What to do
Go through the listing and write out each line exactly.

Provided information
-=-=-=-=-

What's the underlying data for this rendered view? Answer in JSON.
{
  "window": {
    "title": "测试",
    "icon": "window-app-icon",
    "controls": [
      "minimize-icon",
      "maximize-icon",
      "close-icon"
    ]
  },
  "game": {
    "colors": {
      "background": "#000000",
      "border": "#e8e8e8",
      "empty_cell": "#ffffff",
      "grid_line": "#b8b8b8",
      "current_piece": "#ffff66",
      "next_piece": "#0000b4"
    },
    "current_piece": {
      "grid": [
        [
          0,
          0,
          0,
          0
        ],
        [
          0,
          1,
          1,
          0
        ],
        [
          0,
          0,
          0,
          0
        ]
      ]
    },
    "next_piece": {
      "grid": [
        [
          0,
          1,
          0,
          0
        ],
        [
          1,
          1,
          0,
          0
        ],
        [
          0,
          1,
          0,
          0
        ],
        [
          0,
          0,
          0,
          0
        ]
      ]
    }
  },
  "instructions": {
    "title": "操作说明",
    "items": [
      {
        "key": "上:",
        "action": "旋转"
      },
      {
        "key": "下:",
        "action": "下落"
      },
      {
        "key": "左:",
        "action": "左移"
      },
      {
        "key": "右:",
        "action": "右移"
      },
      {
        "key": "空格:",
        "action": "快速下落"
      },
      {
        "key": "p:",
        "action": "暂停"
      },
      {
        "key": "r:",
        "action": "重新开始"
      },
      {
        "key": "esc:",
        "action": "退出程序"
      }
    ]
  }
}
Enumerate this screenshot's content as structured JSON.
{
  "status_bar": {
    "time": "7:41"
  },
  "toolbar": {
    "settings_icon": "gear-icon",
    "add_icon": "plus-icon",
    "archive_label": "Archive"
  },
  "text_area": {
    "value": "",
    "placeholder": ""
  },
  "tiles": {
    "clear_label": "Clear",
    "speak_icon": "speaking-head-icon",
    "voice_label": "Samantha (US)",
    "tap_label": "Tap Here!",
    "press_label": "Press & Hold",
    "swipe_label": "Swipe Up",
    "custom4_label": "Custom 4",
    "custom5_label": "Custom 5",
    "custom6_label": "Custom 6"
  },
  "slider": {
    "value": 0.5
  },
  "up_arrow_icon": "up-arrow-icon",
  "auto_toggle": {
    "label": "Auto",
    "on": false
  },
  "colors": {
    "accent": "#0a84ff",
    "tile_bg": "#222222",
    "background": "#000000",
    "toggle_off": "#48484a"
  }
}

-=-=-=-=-

The answer
What's the underlying data for this rendered view? Answer in JSON.
{
  "window": {
    "title": "测试",
    "icon": "window-app-icon",
    "controls": [
      "minimize-icon",
      "maximize-icon",
      "close-icon"
    ]
  },
  "game": {
    "colors": {
      "background": "#000000",
      "border": "#e8e8e8",
      "empty_cell": "#ffffff",
      "grid_line": "#b8b8b8",
      "current_piece": "#ffff66",
      "next_piece": "#0000b4"
    },
    "current_piece": {
      "grid": [
        [
          0,
          0,
          0,
          0
        ],
        [
          0,
          1,
          1,
          0
        ],
        [
          0,
          0,
          0,
          0
        ]
      ]
    },
    "next_piece": {
      "grid": [
        [
          0,
          1,
          0,
          0
        ],
        [
          1,
          1,
          0,
          0
        ],
        [
          0,
          1,
          0,
          0
        ],
        [
          0,
          0,
          0,
          0
        ]
      ]
    }
  },
  "instructions": {
    "title": "操作说明",
    "items": [
      {
        "key": "上:",
        "action": "旋转"
      },
      {
        "key": "下:",
        "action": "下落"
      },
      {
        "key": "左:",
        "action": "左移"
      },
      {
        "key": "右:",
        "action": "右移"
      },
      {
        "key": "空格:",
        "action": "快速下落"
      },
      {
        "key": "p:",
        "action": "暂停"
      },
      {
        "key": "r:",
        "action": "重新开始"
      },
      {
        "key": "esc:",
        "action": "退出程序"
      }
    ]
  }
}
Enumerate this screenshot's content as structured JSON.
{
  "status_bar": {
    "time": "7:41"
  },
  "toolbar": {
    "settings_icon": "gear-icon",
    "add_icon": "plus-icon",
    "archive_label": "Archive"
  },
  "text_area": {
    "value": "",
    "placeholder": ""
  },
  "tiles": {
    "clear_label": "Clear",
    "speak_icon": "speaking-head-icon",
    "voice_label": "Samantha (US)",
    "tap_label": "Tap Here!",
    "press_label": "Press & Hold",
    "swipe_label": "Swipe Up",
    "custom4_label": "Custom 4",
    "custom5_label": "Custom 5",
    "custom6_label": "Custom 6"
  },
  "slider": {
    "value": 0.5
  },
  "up_arrow_icon": "up-arrow-icon",
  "auto_toggle": {
    "label": "Auto",
    "on": false
  },
  "colors": {
    "accent": "#0a84ff",
    "tile_bg": "#222222",
    "background": "#000000",
    "toggle_off": "#48484a"
  }
}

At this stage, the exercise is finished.